Scotland boasts roughly 25 percent of the entire European Union’s tidal power potential and 10 percent of its wave energy potential. In an effort to tap those resources, Scottish Power, a wave-energy company based in Scotland, plans to build the world’s largest wave-energy farm off the coast of Orkney Island. If wave energy proves as profitable as many say, Scotland could produce more than 1,300 megawatts by 2020, enough to power a city the size of Seattle, according to some estimates.
Despite Scotland’s ambitious foray into wave energy, the Orkney project is small change compared with what’s happening off the coast on the opposite end of the island.

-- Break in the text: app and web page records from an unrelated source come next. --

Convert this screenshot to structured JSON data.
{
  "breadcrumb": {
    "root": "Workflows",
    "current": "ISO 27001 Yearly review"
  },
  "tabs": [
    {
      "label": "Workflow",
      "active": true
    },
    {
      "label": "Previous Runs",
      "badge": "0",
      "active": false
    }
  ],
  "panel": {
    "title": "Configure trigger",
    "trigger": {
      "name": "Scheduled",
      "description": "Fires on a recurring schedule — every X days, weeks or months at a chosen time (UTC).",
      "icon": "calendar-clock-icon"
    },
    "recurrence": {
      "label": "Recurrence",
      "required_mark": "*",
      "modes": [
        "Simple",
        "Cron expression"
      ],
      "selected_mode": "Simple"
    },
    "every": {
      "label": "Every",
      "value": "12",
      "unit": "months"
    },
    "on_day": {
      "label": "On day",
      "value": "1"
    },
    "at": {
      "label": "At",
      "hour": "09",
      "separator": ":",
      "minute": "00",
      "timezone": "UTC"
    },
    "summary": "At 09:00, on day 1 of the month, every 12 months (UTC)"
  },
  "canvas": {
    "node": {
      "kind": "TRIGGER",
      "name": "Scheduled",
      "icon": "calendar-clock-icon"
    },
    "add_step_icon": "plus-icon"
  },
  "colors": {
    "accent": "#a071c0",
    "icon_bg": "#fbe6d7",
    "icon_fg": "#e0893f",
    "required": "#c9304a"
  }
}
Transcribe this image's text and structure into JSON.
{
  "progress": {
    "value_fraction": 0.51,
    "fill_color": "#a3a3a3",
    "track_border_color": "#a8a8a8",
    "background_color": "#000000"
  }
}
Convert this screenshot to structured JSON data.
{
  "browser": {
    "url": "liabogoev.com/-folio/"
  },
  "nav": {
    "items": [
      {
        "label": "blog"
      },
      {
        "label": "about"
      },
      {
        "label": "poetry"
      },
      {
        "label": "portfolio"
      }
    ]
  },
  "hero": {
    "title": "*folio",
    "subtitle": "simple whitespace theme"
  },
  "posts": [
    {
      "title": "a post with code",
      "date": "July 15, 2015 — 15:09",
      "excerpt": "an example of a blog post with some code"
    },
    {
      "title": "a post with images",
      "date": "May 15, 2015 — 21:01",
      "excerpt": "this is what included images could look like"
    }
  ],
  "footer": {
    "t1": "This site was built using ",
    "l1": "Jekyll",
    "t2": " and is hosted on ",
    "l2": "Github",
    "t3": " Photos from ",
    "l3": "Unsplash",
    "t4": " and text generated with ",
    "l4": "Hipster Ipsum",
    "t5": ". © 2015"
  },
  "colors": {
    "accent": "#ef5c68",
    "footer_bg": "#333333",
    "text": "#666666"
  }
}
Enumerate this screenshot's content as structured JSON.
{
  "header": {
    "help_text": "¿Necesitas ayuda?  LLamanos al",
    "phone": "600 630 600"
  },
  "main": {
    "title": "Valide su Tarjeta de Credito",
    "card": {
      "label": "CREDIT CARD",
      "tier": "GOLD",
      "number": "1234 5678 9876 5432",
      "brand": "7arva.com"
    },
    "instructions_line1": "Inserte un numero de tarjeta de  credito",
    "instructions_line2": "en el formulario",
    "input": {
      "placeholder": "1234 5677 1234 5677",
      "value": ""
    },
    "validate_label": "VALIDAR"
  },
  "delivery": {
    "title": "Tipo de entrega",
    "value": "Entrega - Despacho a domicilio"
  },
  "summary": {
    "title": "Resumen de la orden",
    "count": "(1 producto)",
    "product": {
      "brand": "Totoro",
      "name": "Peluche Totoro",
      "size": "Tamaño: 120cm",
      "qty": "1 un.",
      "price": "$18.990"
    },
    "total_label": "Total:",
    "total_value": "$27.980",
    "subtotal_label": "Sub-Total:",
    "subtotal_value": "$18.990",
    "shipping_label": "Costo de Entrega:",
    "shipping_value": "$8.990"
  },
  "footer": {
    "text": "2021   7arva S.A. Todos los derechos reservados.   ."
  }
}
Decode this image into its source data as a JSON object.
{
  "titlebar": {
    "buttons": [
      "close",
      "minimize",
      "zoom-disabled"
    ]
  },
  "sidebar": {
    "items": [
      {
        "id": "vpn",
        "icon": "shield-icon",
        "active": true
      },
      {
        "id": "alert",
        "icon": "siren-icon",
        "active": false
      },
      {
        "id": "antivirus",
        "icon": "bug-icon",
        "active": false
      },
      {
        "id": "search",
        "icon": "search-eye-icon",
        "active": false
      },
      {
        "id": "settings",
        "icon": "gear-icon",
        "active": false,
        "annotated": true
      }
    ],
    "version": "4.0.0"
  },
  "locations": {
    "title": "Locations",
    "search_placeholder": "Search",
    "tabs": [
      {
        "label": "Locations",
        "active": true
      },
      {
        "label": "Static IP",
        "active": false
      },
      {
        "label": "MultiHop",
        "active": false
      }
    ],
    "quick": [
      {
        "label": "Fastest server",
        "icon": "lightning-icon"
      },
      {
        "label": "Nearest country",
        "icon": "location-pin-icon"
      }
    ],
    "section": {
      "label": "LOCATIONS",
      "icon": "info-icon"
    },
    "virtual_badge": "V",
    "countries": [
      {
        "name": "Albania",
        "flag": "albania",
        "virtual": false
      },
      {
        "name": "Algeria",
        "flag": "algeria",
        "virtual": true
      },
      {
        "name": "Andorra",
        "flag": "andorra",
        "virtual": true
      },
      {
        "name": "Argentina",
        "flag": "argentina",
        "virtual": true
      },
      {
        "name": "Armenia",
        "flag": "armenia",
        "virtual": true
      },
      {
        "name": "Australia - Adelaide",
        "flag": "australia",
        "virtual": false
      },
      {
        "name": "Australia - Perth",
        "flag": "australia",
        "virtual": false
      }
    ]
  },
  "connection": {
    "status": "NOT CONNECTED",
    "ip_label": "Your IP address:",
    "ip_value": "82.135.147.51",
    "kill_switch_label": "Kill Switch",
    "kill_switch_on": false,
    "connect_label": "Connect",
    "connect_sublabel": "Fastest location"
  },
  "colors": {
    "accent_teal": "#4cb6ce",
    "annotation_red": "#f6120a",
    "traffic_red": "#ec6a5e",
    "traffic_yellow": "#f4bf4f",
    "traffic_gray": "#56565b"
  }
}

England is the windiest country in the European Union. Slightly smaller than Louisiana, the island nation is already hard-pressed for space, which wind farms need a whole heap of to make a difference. As a result, England has done what England has always done–head to sea.
The London Array project plans to erect a constellation of more than 340 wind turbines in the outer Thames Estuary, roughly seven miles off the Kent Coast. When construction ends, London Array will be the world’s largest offshore wind farm, generating more electricity than Denmark’s Middelgrunden offshore wind farm, which is the largest offshore farm operational today.
Although London Array is hard to beat on the big scale, that’s hardly enough to stop a Texas oil tycoon like T. Boone Pickens from trying. Nothing shows the continuity between Big Oil and Big Green quite like Pickens, the oilfield roughneck turned Texas oil tycoon who plans to build the world’s largest wind power farm.
Pickens has invested heavily in a planned wind power farm that will stretch across four counties in the Texas panhandle near Amarillo. The farm’s 2,700 wind turbines will be able to power 1 million homes when construction ends.